━━━━━ Data records ━━━━━
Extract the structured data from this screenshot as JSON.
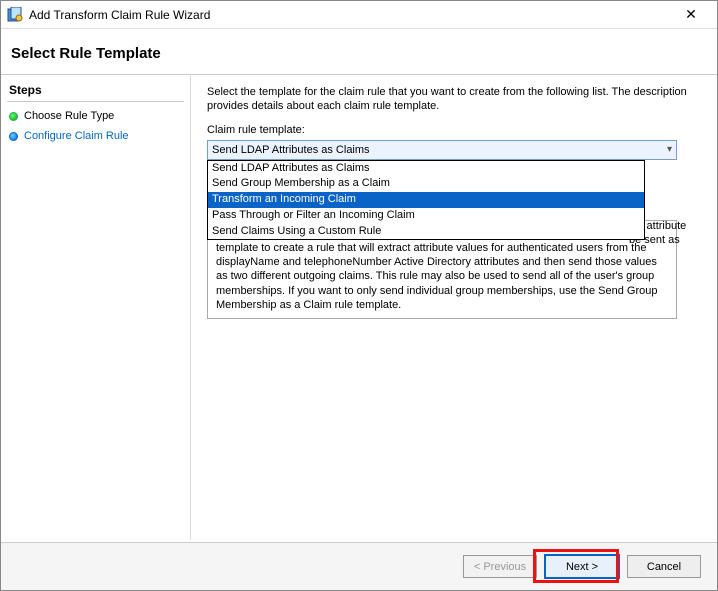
{
  "window": {
    "title": "Add Transform Claim Rule Wizard"
  },
  "header": "Select Rule Template",
  "sidebar": {
    "title": "Steps",
    "items": [
      {
        "label": "Choose Rule Type"
      },
      {
        "label": "Configure Claim Rule"
      }
    ]
  },
  "main": {
    "instruction": "Select the template for the claim rule that you want to create from the following list. The description provides details about each claim rule template.",
    "combo_label": "Claim rule template:",
    "combo_selected": "Send LDAP Attributes as Claims",
    "combo_options": [
      "Send LDAP Attributes as Claims",
      "Send Group Membership as a Claim",
      "Transform an Incoming Claim",
      "Pass Through or Filter an Incoming Claim",
      "Send Claims Using a Custom Rule"
    ],
    "highlighted_index": 2,
    "desc_leak_a": "AP attribute",
    "desc_leak_b": "be sent as",
    "desc_visible": "multiple claims from a single rule using this rule type. For example, you can use this rule template to create a rule that will extract attribute values for authenticated users from the displayName and telephoneNumber Active Directory attributes and then send those values as two different outgoing claims. This rule may also be used to send all of the user's group memberships. If you want to only send individual group memberships, use the Send Group Membership as a Claim rule template."
  },
  "footer": {
    "previous": "< Previous",
    "next": "Next >",
    "cancel": "Cancel"
  }
}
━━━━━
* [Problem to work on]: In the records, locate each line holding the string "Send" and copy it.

* [Output of the task]:
    "combo_selected": "Send LDAP Attributes as Claims",
      "Send LDAP Attributes as Claims",
      "Send Group Membership as a Claim",
      "Send Claims Using a Custom Rule"
    "desc_visible": "multiple claims from a single rule using this rule type. For example, you can use this rule template to create a rule that will extract attribute values for authenticated users from the displayName and telephoneNumber Active Directory attributes and then send those values as two different outgoing claims. This rule may also be used to send all of the user's group memberships. If you want to only send individual group memberships, use the Send Group Membership as a Claim rule template."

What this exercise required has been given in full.